**Data records:**
= = = = = = =

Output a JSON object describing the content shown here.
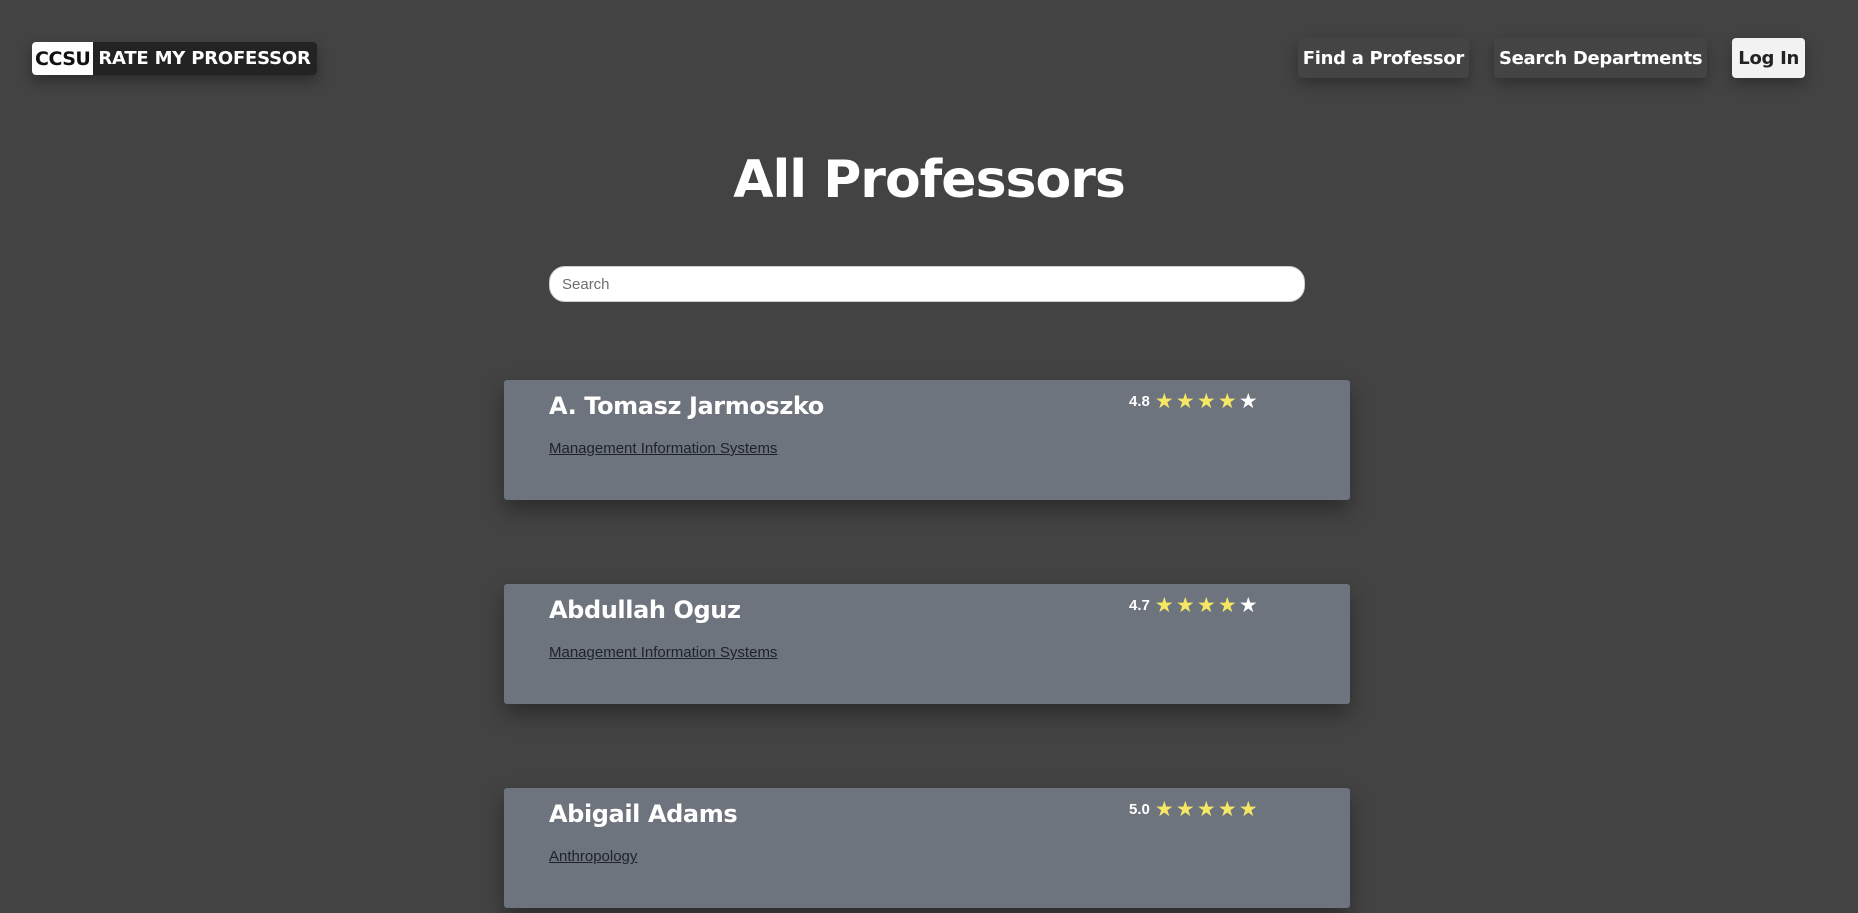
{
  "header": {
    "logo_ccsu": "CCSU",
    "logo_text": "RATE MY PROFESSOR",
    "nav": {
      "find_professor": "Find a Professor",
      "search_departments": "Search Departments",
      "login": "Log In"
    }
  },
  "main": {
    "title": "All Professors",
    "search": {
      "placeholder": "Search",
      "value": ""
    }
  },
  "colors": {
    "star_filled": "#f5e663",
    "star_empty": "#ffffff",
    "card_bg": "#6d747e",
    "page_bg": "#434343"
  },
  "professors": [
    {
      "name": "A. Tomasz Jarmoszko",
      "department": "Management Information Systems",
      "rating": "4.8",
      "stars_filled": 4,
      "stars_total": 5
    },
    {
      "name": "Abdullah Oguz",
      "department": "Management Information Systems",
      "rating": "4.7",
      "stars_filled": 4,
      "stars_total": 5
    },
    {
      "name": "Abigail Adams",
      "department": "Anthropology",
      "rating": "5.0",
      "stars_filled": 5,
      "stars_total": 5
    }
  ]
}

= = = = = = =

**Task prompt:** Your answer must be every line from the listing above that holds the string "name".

**Answer to this task:**
      "name": "A. Tomasz Jarmoszko",
      "name": "Abdullah Oguz",
      "name": "Abigail Adams",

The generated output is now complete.